The final subject of the second day looked at “Strategies for Overcoming Dredging Challenges in a Densely Developed Jersey Shore Community,” as seen by Karen Riley, who is senior project manager at Dewberry, a consultancy that advises on infrastructure, engineering and environmental issues.
Picking up the thread the next day, Doug Piatkowski, physical scientist, Department of Interior, Bureau of Ocean Energy Management (BOEM), offered information on “A Decision Support Tool Developed in Partnership with Stakeholders” to analyze sea turtle entrainment risks, known for short as ASTER.
To round out the meeting, a rundown on hopper dredge schedules was followed by a two-hour ICHDMG session led by Barry Holliday, Dredging Contractors of America, and Dylan Davis of Corps South Atlantic Division. Areas covered included environmental windows status, hurricane impacts and expected dredging requirements, the status of new hopper dredges and an update on pending decisions from the Corps hopper dredge project delivery team.

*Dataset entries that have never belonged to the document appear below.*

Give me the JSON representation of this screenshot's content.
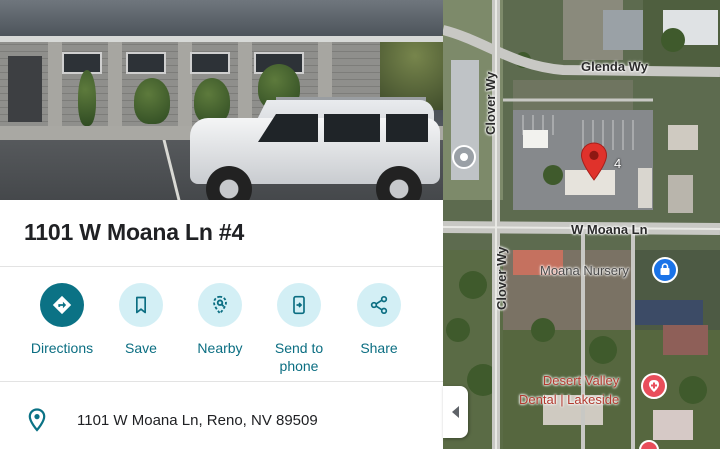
{
  "place": {
    "title": "1101 W Moana Ln #4",
    "address": "1101 W Moana Ln, Reno, NV 89509"
  },
  "actions": [
    {
      "label": "Directions",
      "icon": "directions-icon"
    },
    {
      "label": "Save",
      "icon": "bookmark-icon"
    },
    {
      "label": "Nearby",
      "icon": "nearby-icon"
    },
    {
      "label": "Send to\nphone",
      "icon": "send-to-phone-icon"
    },
    {
      "label": "Share",
      "icon": "share-icon"
    }
  ],
  "map": {
    "roads": [
      "Glenda Wy",
      "Clover Wy",
      "W Moana Ln",
      "Clover Wy"
    ],
    "pin_label": "4",
    "places": [
      {
        "name": "Moana Nursery",
        "icon": "shopping-bag-icon"
      },
      {
        "name": "Desert Valley\nDental | Lakeside",
        "icon": "medical-icon"
      }
    ]
  },
  "colors": {
    "accent": "#0b7285",
    "accent_light": "#d3eff5",
    "pin": "#e0322b"
  }
}
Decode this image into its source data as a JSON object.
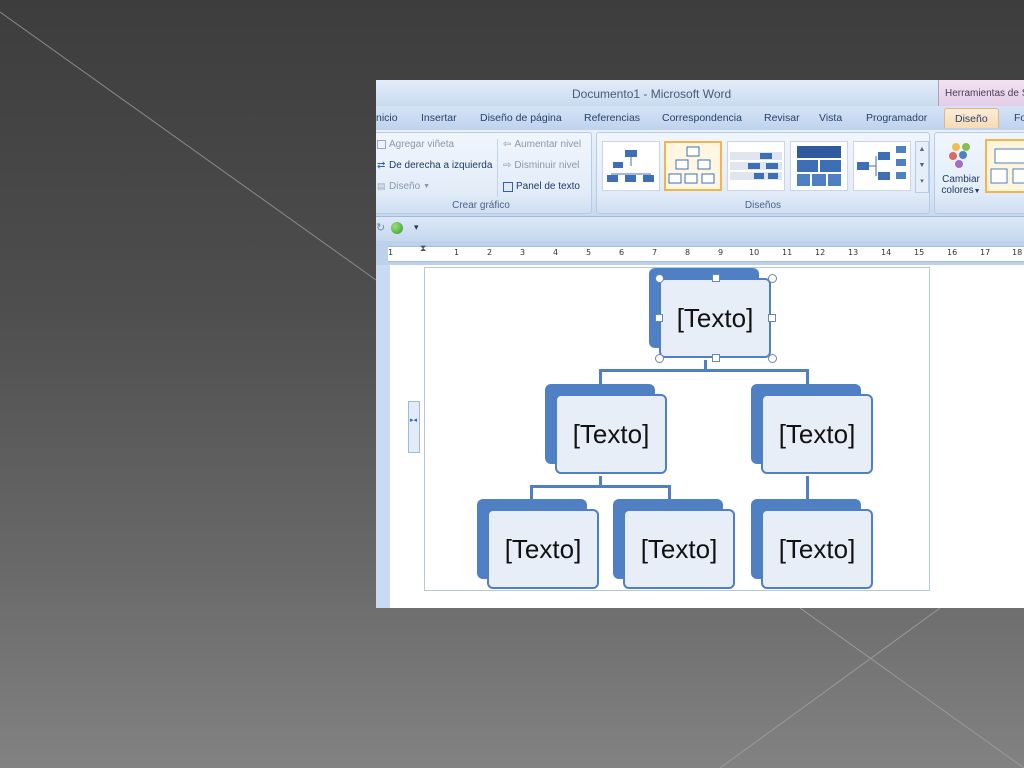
{
  "window": {
    "title": "Documento1 - Microsoft Word",
    "context_header": "Herramientas de S"
  },
  "tabs": [
    {
      "label": "nicio"
    },
    {
      "label": "Insertar"
    },
    {
      "label": "Diseño de página"
    },
    {
      "label": "Referencias"
    },
    {
      "label": "Correspondencia"
    },
    {
      "label": "Revisar"
    },
    {
      "label": "Vista"
    },
    {
      "label": "Programador"
    },
    {
      "label": "Diseño",
      "active": true
    },
    {
      "label": "Fo"
    }
  ],
  "ribbon": {
    "crear_grafico": {
      "label": "Crear gráfico",
      "agregar_vineta": "Agregar viñeta",
      "derecha_izquierda": "De derecha a izquierda",
      "diseno": "Diseño",
      "aumentar_nivel": "Aumentar nivel",
      "disminuir_nivel": "Disminuir nivel",
      "panel_texto": "Panel de texto"
    },
    "disenos": {
      "label": "Diseños"
    },
    "cambiar_colores": {
      "line1": "Cambiar",
      "line2": "colores"
    }
  },
  "ruler": {
    "numbers": [
      "1",
      "1",
      "2",
      "3",
      "4",
      "5",
      "6",
      "7",
      "8",
      "9",
      "10",
      "11",
      "12",
      "13",
      "14",
      "15",
      "16",
      "17",
      "18"
    ]
  },
  "smartart": {
    "nodes": [
      "[Texto]",
      "[Texto]",
      "[Texto]",
      "[Texto]",
      "[Texto]",
      "[Texto]"
    ]
  },
  "colors": {
    "accent": "#4f80c4",
    "node_fill": "#e8eef7",
    "ribbon": "#dbe7f6"
  }
}
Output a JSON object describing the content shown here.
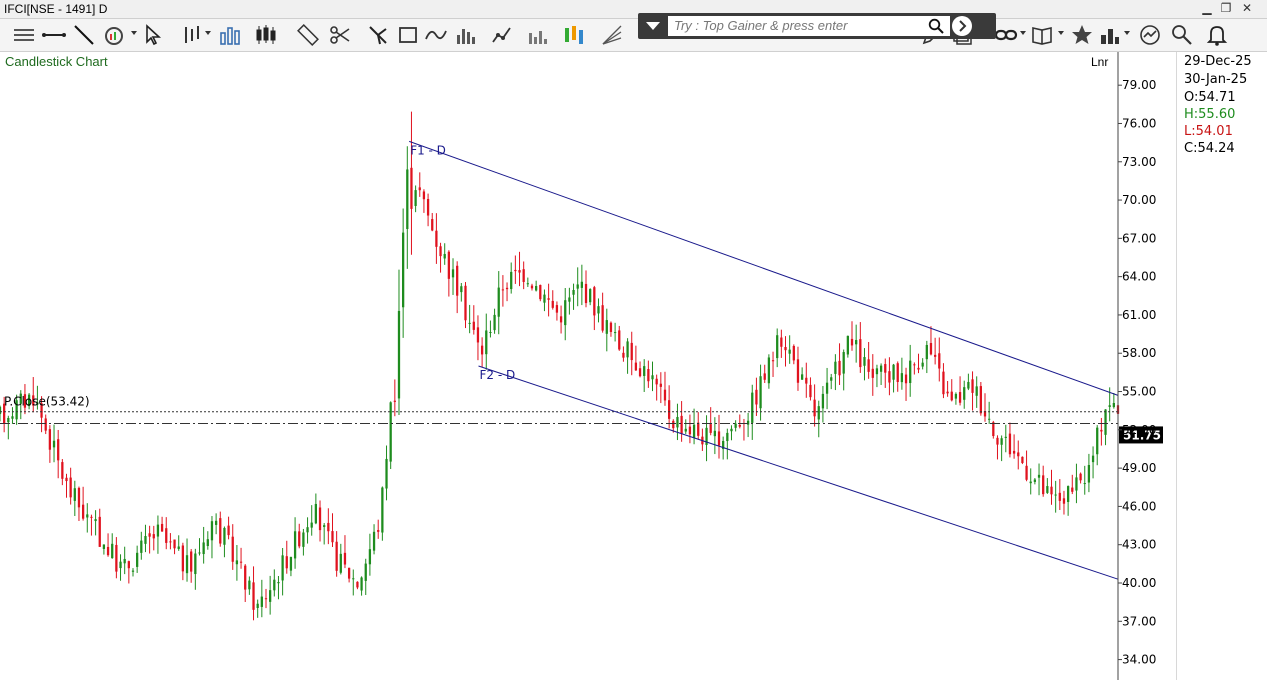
{
  "window": {
    "title": "IFCI[NSE - 1491] D"
  },
  "search": {
    "placeholder": "Try : Top Gainer & press enter"
  },
  "info_panel": {
    "date1": "29-Dec-25",
    "date2": "30-Jan-25",
    "open": "O:54.71",
    "high": "H:55.60",
    "low": "L:54.01",
    "close": "C:54.24"
  },
  "colors": {
    "up": "#1e8c1e",
    "down": "#e0121e",
    "trendline": "#1a1a8c",
    "high_text": "#1e8c1e",
    "low_text": "#c81414"
  },
  "chart_data": {
    "type": "candlestick",
    "title": "Candlestick Chart",
    "scale_label": "Lnr",
    "ylim": [
      32.4,
      81.6
    ],
    "y_ticks": [
      "79.00",
      "76.00",
      "73.00",
      "70.00",
      "67.00",
      "64.00",
      "61.00",
      "58.00",
      "55.00",
      "52.00",
      "49.00",
      "46.00",
      "43.00",
      "40.00",
      "37.00",
      "34.00"
    ],
    "prev_close": {
      "label": "P.Close(53.42)",
      "value": 53.42
    },
    "last_price": {
      "label": "51.75",
      "value": 52.5
    },
    "trendlines": [
      {
        "label": "F1 - D",
        "from": [
          0.366,
          74.6
        ],
        "to": [
          1.0,
          54.7
        ]
      },
      {
        "label": "F2 - D",
        "from": [
          0.428,
          57.0
        ],
        "to": [
          1.0,
          40.3
        ]
      }
    ],
    "anchors": [
      [
        0,
        53.0
      ],
      [
        0.03,
        54.8
      ],
      [
        0.06,
        47.5
      ],
      [
        0.09,
        43.5
      ],
      [
        0.11,
        41.0
      ],
      [
        0.14,
        44.0
      ],
      [
        0.17,
        41.0
      ],
      [
        0.19,
        45.0
      ],
      [
        0.21,
        42.0
      ],
      [
        0.23,
        38.0
      ],
      [
        0.25,
        41.0
      ],
      [
        0.28,
        45.8
      ],
      [
        0.3,
        42.0
      ],
      [
        0.32,
        40.0
      ],
      [
        0.34,
        45.0
      ],
      [
        0.355,
        59.0
      ],
      [
        0.362,
        70.0
      ],
      [
        0.368,
        72.3
      ],
      [
        0.39,
        67.0
      ],
      [
        0.41,
        63.0
      ],
      [
        0.43,
        58.0
      ],
      [
        0.45,
        63.5
      ],
      [
        0.47,
        64.5
      ],
      [
        0.5,
        61.0
      ],
      [
        0.52,
        63.5
      ],
      [
        0.55,
        59.0
      ],
      [
        0.58,
        56.5
      ],
      [
        0.6,
        53.0
      ],
      [
        0.64,
        51.0
      ],
      [
        0.67,
        53.5
      ],
      [
        0.7,
        59.5
      ],
      [
        0.73,
        53.0
      ],
      [
        0.76,
        59.0
      ],
      [
        0.78,
        56.0
      ],
      [
        0.81,
        56.5
      ],
      [
        0.83,
        58.5
      ],
      [
        0.85,
        54.0
      ],
      [
        0.87,
        55.5
      ],
      [
        0.89,
        52.0
      ],
      [
        0.91,
        50.0
      ],
      [
        0.94,
        46.5
      ],
      [
        0.96,
        47.0
      ],
      [
        0.975,
        49.0
      ],
      [
        0.99,
        54.5
      ],
      [
        1.0,
        53.2
      ]
    ]
  }
}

To sum up the Eastern Chapter’s successful few days in Providence, in Gerhardt’s words, “From the revitalization of the Port of Boston to the first U.S. wind farm, from regional sediment management to environmental remediation, from national infrastructure development to corporate safety culture, and from the effects of this year’s hurricanes to the state of the Jones Act and domestic fleet expansion, this meeting covered it all.”